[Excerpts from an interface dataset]
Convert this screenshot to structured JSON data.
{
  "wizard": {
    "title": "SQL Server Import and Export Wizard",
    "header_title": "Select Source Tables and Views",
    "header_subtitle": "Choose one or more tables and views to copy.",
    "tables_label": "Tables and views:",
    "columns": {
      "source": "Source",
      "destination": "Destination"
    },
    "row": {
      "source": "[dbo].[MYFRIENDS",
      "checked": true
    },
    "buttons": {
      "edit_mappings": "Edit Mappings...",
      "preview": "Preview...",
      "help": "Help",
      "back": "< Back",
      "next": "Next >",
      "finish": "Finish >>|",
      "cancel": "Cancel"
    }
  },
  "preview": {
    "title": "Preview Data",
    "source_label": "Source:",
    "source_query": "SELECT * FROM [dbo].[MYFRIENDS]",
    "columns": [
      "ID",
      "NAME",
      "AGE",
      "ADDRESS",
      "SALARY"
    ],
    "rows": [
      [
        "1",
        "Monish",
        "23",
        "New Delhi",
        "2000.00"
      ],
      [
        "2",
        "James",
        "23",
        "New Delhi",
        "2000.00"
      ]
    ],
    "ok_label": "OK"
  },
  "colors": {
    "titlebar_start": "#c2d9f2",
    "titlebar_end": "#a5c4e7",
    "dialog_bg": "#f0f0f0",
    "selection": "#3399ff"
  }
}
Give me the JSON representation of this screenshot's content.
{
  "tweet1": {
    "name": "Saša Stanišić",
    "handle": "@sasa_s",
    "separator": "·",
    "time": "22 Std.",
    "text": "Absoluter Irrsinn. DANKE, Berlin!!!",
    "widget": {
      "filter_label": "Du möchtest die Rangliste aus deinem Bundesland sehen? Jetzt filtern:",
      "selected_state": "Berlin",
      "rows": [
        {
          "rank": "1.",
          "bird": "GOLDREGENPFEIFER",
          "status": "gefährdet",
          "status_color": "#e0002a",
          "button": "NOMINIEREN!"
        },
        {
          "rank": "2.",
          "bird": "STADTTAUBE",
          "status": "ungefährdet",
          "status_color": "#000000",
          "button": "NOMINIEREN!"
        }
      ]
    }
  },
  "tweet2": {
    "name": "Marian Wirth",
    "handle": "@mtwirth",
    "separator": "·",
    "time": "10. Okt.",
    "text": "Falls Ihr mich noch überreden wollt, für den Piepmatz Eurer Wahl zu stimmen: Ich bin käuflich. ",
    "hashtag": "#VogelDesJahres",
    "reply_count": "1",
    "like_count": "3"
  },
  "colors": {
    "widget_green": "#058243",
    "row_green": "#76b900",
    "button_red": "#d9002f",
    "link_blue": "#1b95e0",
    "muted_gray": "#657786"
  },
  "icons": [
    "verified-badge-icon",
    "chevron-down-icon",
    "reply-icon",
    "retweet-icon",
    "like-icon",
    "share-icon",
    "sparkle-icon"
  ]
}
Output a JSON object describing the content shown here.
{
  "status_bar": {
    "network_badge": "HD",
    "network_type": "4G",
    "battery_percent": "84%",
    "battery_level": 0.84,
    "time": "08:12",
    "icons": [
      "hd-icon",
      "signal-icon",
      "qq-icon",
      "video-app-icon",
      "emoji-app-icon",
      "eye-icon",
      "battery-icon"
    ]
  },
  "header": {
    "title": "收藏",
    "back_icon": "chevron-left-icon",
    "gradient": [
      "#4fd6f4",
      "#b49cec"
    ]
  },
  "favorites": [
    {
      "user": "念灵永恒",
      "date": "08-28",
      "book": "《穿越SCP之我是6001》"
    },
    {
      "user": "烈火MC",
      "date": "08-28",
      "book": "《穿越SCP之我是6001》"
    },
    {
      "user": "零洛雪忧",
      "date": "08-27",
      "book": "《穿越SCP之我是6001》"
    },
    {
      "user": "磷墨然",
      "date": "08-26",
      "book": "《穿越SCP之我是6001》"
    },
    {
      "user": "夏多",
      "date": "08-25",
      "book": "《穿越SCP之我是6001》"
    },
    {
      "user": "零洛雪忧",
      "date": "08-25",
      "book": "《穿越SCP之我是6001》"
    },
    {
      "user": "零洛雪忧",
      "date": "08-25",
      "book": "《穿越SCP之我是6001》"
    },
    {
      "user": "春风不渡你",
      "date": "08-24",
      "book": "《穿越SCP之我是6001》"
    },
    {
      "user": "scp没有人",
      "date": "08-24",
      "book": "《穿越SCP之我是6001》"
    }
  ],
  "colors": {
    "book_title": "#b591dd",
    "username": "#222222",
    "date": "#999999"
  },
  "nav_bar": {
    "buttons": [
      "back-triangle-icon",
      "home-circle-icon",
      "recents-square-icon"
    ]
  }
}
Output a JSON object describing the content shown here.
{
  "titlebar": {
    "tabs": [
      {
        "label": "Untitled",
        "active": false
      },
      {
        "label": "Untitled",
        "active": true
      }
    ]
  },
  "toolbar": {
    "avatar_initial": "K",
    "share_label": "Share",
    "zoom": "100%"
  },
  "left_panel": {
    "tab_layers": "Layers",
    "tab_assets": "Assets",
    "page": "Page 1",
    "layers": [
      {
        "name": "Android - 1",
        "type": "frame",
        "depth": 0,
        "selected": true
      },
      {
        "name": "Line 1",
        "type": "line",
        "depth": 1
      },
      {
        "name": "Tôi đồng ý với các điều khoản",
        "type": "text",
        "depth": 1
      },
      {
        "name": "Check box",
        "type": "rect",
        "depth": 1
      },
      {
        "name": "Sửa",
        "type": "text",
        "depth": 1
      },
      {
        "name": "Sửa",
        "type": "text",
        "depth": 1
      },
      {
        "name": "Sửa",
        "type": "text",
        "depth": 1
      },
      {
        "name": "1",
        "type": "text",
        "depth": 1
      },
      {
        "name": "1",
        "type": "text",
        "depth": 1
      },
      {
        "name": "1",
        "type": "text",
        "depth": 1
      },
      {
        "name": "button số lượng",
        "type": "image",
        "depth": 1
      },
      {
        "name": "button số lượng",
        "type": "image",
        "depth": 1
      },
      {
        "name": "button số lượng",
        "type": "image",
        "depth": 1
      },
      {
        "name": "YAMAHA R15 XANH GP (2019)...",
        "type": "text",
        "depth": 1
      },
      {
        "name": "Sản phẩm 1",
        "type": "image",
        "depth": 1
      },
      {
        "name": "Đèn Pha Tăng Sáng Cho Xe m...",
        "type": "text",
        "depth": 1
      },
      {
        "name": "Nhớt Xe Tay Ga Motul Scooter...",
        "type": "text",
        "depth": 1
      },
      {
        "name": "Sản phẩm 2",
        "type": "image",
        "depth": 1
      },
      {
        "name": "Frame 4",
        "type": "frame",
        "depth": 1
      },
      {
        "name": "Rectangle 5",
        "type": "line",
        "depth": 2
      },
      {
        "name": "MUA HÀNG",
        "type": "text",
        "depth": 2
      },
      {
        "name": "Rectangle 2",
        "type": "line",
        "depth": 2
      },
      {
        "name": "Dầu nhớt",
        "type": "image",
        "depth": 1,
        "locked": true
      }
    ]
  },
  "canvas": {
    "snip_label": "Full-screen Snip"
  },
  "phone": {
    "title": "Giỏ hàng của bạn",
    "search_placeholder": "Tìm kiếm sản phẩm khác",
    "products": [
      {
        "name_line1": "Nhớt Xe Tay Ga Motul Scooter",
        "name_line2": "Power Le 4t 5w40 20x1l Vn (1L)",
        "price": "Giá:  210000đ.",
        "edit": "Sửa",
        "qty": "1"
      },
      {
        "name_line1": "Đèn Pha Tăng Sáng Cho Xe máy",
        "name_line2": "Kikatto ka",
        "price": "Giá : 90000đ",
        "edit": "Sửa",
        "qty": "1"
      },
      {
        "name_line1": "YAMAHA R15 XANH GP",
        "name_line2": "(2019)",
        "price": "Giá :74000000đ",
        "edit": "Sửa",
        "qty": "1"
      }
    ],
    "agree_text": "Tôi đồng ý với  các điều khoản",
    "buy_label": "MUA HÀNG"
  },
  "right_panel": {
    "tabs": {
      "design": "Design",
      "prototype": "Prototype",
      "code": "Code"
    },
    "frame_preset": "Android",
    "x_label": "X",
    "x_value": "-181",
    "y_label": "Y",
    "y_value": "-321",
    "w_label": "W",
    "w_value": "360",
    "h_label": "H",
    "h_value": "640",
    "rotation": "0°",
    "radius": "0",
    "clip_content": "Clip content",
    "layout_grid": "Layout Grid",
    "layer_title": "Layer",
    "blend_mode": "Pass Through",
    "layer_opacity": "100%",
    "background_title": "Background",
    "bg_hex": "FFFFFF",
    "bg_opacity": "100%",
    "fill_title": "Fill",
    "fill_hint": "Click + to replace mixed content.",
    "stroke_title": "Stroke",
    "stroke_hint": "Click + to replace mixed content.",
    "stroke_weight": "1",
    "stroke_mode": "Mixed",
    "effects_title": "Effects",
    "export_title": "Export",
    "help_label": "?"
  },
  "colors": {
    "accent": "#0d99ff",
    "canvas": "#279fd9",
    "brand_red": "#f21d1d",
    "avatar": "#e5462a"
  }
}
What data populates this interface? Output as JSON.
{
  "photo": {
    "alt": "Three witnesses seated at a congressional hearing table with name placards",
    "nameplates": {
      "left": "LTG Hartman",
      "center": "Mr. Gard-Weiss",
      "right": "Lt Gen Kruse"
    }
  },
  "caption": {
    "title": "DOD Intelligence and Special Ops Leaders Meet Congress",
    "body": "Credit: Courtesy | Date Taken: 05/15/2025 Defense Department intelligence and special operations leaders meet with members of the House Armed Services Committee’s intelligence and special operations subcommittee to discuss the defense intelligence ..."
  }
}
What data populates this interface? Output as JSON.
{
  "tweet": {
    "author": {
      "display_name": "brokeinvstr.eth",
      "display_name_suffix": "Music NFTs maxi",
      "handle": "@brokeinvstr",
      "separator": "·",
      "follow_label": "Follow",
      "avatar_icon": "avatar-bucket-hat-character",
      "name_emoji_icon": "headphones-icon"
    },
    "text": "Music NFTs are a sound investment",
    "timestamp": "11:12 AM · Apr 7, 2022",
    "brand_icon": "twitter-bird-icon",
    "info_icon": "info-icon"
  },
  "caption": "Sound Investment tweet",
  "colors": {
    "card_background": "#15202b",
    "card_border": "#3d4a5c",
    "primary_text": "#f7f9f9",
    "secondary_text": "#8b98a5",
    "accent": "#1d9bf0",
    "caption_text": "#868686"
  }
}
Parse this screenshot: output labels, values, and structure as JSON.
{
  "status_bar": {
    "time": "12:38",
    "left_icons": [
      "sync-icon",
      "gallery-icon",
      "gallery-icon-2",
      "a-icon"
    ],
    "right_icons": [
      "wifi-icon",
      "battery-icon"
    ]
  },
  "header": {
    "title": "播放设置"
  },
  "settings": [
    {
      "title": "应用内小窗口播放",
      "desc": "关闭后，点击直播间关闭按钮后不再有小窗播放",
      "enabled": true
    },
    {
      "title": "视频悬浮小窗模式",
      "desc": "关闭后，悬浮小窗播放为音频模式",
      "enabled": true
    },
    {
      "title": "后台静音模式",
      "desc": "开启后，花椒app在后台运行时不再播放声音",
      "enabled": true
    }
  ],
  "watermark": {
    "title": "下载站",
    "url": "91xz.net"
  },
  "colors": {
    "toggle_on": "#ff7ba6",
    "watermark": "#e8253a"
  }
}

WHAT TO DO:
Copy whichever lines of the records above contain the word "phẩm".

RESULT FOR THIS EXERCISE:
        "name": "Sản phẩm 1",
        "name": "Sản phẩm 2",
    "search_placeholder": "Tìm kiếm sản phẩm khác",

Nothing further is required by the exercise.